I am working on a longer post that digs into the entire history of how Rupert Sheldrake and a handful of paranormal bloggers created this manufactroversy. (Spoiler alert: it’s largely due to misunderstandings of how Wikipedia works).
I really look forward to reading that when he makes it available. Based on the evidence I have, I somewhat wish to caution him about extending his voice too far here, so as not to open himself up to complete and utter discredit.
Isn’t skeptic activism a conflict of interest too?
.Tim Farley writes a number of things on his blog about the Conflict of Interest policy.
Wikipedia attempts to present a neutral and accurate representation of the world. But naturally there are those who would seek to distort this to suit their own ends – be those commercial, political or even pseudoscientific.
Technically, Wikipedia does not ‘attempt’ to present a neutral and accurate representation of the world. Everyone has their own interpretation of what Wikipedia is supposed to be, or become.
Wikipedia does specifically state that it seeks to present a neutral point of view as a “voice” of the encyclopedia, across any and all topics and subjects that are notable in the world. This means any ideology or worldview. The way skeptic editors abuse other editors on Wikipedia they perceive as “woo” resembles more bigotry than any true editorial concern.
My criticism of Tim’s participation is based not on his ideology, but on his behaviors and intentions around editor suppression on Wikipedia, and his attempts to misinform the public about what they are.
More importantly, Tim is a self declared activist. As an activist, he encourages skeptics to “squat” on certain articles on Wikipedia, of which they are clear antagonists, as in the case of certain biographies of living people. Their treatment of other editors, and other notable individuals they antagonize, is it’s own unique conflict of interest.
Editor suppression tips from Tim Farley
Tim goes on to mention a SPA, or a ‘single purpose account’ that could show a conflict of interest. Something any agenda editor would want to avoid, obviously.

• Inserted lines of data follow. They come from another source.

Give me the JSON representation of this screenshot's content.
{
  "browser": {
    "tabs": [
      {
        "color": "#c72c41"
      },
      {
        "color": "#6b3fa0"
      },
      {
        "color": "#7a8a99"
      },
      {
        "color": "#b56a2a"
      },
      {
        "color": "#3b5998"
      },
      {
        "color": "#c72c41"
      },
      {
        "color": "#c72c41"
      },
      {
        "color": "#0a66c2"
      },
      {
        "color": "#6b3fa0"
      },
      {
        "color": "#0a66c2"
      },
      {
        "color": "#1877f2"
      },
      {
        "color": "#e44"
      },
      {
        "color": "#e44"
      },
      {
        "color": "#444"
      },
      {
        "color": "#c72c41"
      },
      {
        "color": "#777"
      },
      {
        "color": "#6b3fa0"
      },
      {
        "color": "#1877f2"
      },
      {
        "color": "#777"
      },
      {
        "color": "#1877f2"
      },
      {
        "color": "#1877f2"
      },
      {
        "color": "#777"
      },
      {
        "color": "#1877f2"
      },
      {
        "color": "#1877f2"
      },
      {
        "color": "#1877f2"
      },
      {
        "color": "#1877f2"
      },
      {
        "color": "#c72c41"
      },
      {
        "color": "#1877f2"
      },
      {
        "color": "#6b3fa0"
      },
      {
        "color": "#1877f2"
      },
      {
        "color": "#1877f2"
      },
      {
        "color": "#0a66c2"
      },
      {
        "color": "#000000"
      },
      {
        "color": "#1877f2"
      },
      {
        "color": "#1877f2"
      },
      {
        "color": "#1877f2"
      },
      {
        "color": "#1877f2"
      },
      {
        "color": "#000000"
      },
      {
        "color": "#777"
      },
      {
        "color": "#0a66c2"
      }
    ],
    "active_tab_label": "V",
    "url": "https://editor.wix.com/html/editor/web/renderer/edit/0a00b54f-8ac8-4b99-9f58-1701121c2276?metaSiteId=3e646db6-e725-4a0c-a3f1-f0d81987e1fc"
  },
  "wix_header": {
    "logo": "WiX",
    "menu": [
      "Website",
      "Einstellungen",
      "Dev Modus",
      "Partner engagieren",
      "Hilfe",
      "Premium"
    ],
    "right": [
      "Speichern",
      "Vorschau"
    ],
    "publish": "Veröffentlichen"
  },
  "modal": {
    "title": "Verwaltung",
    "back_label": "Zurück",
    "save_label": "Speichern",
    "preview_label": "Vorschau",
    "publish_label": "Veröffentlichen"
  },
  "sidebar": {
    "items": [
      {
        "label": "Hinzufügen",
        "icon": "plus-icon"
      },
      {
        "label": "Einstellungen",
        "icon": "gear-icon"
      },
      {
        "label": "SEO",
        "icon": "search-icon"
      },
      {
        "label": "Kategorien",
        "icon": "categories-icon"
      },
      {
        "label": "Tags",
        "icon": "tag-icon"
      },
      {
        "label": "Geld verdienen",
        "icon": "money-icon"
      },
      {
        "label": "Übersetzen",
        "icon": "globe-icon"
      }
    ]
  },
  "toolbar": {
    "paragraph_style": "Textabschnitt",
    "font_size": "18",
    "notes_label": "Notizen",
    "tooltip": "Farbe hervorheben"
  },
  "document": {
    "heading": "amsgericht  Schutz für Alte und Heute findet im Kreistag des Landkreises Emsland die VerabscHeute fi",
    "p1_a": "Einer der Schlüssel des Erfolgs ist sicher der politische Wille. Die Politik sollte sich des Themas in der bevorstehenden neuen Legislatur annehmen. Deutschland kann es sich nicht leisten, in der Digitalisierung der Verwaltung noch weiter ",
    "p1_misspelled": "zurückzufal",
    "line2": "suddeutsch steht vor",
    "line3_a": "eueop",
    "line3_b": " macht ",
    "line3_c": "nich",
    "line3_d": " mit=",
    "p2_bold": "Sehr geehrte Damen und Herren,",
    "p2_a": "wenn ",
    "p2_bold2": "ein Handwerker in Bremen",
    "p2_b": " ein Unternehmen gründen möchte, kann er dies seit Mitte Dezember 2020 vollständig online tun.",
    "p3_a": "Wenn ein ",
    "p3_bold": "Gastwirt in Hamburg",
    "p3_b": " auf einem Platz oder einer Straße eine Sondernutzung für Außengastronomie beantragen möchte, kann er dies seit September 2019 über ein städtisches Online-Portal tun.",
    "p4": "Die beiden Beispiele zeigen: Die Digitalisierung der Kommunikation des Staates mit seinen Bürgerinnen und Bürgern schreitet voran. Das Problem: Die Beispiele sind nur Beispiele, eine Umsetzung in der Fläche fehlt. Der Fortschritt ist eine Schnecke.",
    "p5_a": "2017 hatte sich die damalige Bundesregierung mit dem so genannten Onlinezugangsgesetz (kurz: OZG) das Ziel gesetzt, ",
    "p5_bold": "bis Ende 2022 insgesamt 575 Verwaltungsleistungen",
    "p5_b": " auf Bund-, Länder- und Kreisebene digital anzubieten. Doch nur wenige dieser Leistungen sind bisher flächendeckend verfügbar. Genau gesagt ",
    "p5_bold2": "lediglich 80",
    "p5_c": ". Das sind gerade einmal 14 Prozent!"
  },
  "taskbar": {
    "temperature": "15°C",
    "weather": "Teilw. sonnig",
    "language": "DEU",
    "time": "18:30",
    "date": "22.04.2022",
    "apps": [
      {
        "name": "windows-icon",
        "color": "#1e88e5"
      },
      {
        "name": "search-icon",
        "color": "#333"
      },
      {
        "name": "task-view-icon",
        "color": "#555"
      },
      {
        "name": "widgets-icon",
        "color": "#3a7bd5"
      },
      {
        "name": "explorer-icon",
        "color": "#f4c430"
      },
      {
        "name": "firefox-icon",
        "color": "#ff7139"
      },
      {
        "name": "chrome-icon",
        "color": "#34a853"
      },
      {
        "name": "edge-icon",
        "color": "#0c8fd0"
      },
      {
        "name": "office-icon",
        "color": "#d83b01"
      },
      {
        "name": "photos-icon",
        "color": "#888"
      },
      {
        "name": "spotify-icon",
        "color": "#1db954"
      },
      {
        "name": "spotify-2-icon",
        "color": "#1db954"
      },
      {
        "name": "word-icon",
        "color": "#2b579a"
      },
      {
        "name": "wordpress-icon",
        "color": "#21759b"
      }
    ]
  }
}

Tim suggests skeptic editors should avoid the appearance of operating as a single purpose account.
I always advise skeptics to avoid the perception of being an SPA by contributing to non-skeptic-related parts of Wikipedia. Although there is no hard-and-fast rule against being an SPA, accounts which behave this way are often justifiably the target of suspicion of conflict of interest.
So Tim himself is upfront on how to game Wikipedia to avoid suspicion if you are an antagonist of a subject article. Cover up your tracks.
A skeptic activist editor by the name of Vzaak joined Wikipedia in July 2013. The first 200 edits alone were directly to Sheldrake’s article. The next 1500 edits or so were all predominantly skeptic articles. See for yourself.
After Wikipedia, We Have a Problem was published, Wikipedia editor Manul adopted a script on Wikipedia that allowed their account to make simple changes to various types of articles with a bot, creating the illusion of participation across many articles when organically – their natural edits focus on skeptic topics or issues.
After Wikipedia, We Have a Problem became more influential, other Wikipedia editors on Wikipedia began to share it when they were being targeted for suppression by Vzaak.
Shortly thereafter, Vzaak changed their editing name to Manul.
Consider, Manul initiated their Wikipedia editing clearly as an SPA for skeptic activism.
I’m surprised that Manul’s own SPA on the Sheldrake article never came into question on Tim’s blog, as he is often quick to embarrass targets of skeptic activism for the slightest of activity on Wikipedia.
Ironically, Tim’s blog’s last question on the subject is from my point of view remarkably ironic, and I quote;
“Could the accuser be guilty of the very thing they accused?”
Yes, that is exactly what I am saying.